IowaIowa state flower - wild rose
Interesting facts about Iowa
"Go West, young man, go West and grow up with the country!" was Horace Greeley's famous advice to Josiah Bushnell Grinnell in 1853. A year later, Grinnell, a Congregationalist minister, left New York City. He settled on a prairie between the Iowa and Skunk rivers and established the town of Grinnell.
The Pottawattamie County jail in Council Bluffs was a unique three-story prison sometimes referred to as "the human squirrel cage" or "lazy Susan jail." Pie-shaped cells at the jail rotated around a central core. The core had only one opening on each floor. Once a prisoner entered a cell from the core, the cell was rotated by a crank, leaving the cell completely sealed off. The structure was used as a jail from 1885 until 1969. It has since been restored and is open for viewing by the public.

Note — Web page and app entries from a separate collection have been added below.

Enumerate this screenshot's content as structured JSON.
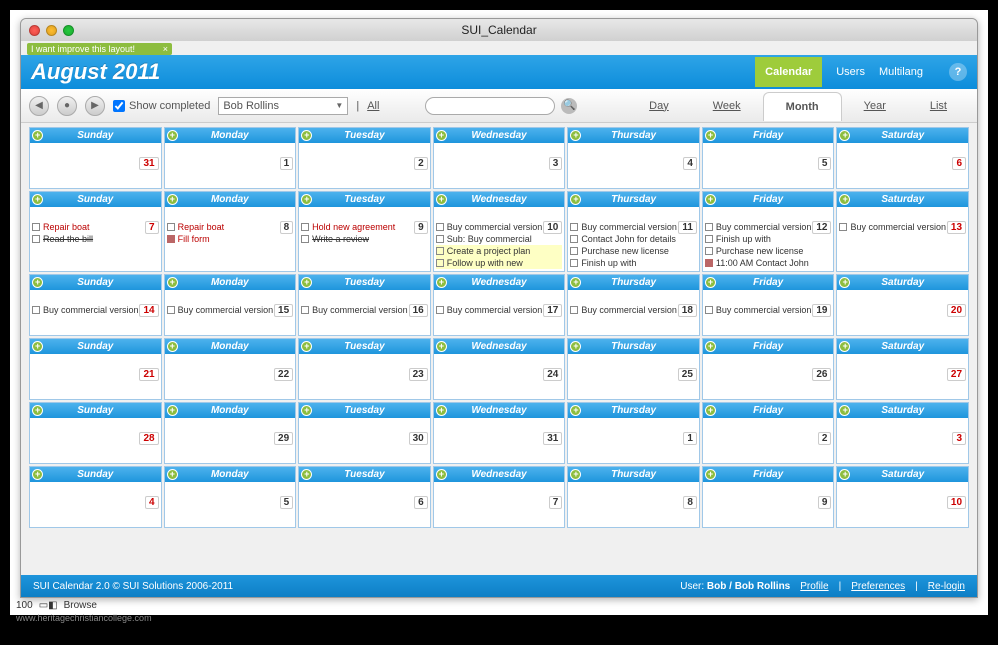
{
  "window": {
    "title": "SUI_Calendar"
  },
  "banner": {
    "text": "I want improve this layout!"
  },
  "header": {
    "title": "August 2011",
    "tabs": [
      "Calendar",
      "Users",
      "Multilang"
    ],
    "active_tab": "Calendar"
  },
  "toolbar": {
    "show_completed": "Show completed",
    "user_select": "Bob Rollins",
    "all": "All",
    "views": [
      "Day",
      "Week",
      "Month",
      "Year",
      "List"
    ],
    "active_view": "Month"
  },
  "days": [
    "Sunday",
    "Monday",
    "Tuesday",
    "Wednesday",
    "Thursday",
    "Friday",
    "Saturday"
  ],
  "weeks": [
    {
      "nums": [
        "31",
        "1",
        "2",
        "3",
        "4",
        "5",
        "6"
      ],
      "red": [
        0,
        6
      ],
      "events": [
        [],
        [],
        [],
        [],
        [],
        [],
        []
      ]
    },
    {
      "nums": [
        "7",
        "8",
        "9",
        "10",
        "11",
        "12",
        "13"
      ],
      "red": [
        0,
        6
      ],
      "tall": true,
      "events": [
        [
          {
            "t": "Repair boat",
            "c": "red"
          },
          {
            "t": "Read the bill",
            "c": "strike"
          }
        ],
        [
          {
            "t": "Repair boat",
            "c": "red"
          },
          {
            "t": "Fill form",
            "c": "red",
            "icon": "pp"
          }
        ],
        [
          {
            "t": "Hold new agreement",
            "c": "red"
          },
          {
            "t": "Write a review",
            "c": "strike"
          }
        ],
        [
          {
            "t": "Buy commercial version or"
          },
          {
            "t": "Sub: Buy commercial"
          },
          {
            "t": "Create a project plan",
            "c": "hl"
          },
          {
            "t": "Follow up with new",
            "c": "hl"
          }
        ],
        [
          {
            "t": "Buy commercial version"
          },
          {
            "t": "Contact John for details"
          },
          {
            "t": "Purchase new license"
          },
          {
            "t": "Finish up with"
          }
        ],
        [
          {
            "t": "Buy commercial version"
          },
          {
            "t": "Finish up with"
          },
          {
            "t": "Purchase new license"
          },
          {
            "t": "11:00 AM Contact John",
            "icon": "pp"
          }
        ],
        [
          {
            "t": "Buy commercial version"
          }
        ]
      ]
    },
    {
      "nums": [
        "14",
        "15",
        "16",
        "17",
        "18",
        "19",
        "20"
      ],
      "red": [
        0,
        6
      ],
      "events": [
        [
          {
            "t": "Buy commercial version"
          }
        ],
        [
          {
            "t": "Buy commercial version"
          }
        ],
        [
          {
            "t": "Buy commercial version"
          }
        ],
        [
          {
            "t": "Buy commercial version"
          }
        ],
        [
          {
            "t": "Buy commercial version"
          }
        ],
        [
          {
            "t": "Buy commercial version"
          }
        ],
        []
      ]
    },
    {
      "nums": [
        "21",
        "22",
        "23",
        "24",
        "25",
        "26",
        "27"
      ],
      "red": [
        0,
        6
      ],
      "events": [
        [],
        [],
        [],
        [],
        [],
        [],
        []
      ]
    },
    {
      "nums": [
        "28",
        "29",
        "30",
        "31",
        "1",
        "2",
        "3"
      ],
      "red": [
        0,
        6
      ],
      "events": [
        [],
        [],
        [],
        [],
        [],
        [],
        []
      ]
    },
    {
      "nums": [
        "4",
        "5",
        "6",
        "7",
        "8",
        "9",
        "10"
      ],
      "red": [
        0,
        6
      ],
      "events": [
        [],
        [],
        [],
        [],
        [],
        [],
        []
      ]
    }
  ],
  "footer": {
    "copyright": "SUI Calendar 2.0 © SUI Solutions 2006-2011",
    "user_label": "User:",
    "user": "Bob / Bob Rollins",
    "links": [
      "Profile",
      "Preferences",
      "Re-login"
    ]
  },
  "status": {
    "zoom": "100",
    "mode": "Browse"
  },
  "watermark": "www.heritagechristiancollege.com"
}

The shortest and steepest railroad in the United States is located in Dubuque. The track is 296 feet (90 meters) long and rises at an incline of 60 degrees to a height of 189 feet (58 meters). The railroad was built in 1882 by a local banker, J. K. Graves. It still operates today and is called the Fenelon Place Elevator.
The red Delicious apple, the top-selling apple in the United States, was developed on an orchard near East Peru. Shoots from the stump of a stray apple tree began producing fruit on Jesse Hiatt's orchard in the 1880's. Hiatt entered the new variety, which he called the "Hawkeye" apple, in an apple contest and won. In 1895, Stark Brothers Nursery purchased rights to the apple, renaming it Delicious. Offshoots of the original tree still produce apples on the same site.
The Kate Shelley Bridge was named after a heroic Iowan who saved hundreds of lives through her courage. During a storm in the summer of 1881, teen-ager Kate Shelley heard a crash near her home in Boone County, Iowa. A railroad bridge had collapsed, and a small switch locomotive lay in a creek below. Kate knew an express passenger train was due shortly, and she hurried to the nearest station at Moingona. She made a dangerous crossing of the railroad bridge over the rushing Des Moines River and arrived at the station in time for a railway crew to stop the passenger train. Parades were held in Kate's honor, and streets and parks throughout the state were named for her. When the Chicago and NorthWestern Railway built a new bridge over the Des Moines River in 1901, they named it the Kate Shelley Bridge. The bridge is one of the highest and longest double-track bridges in the world and still stands today.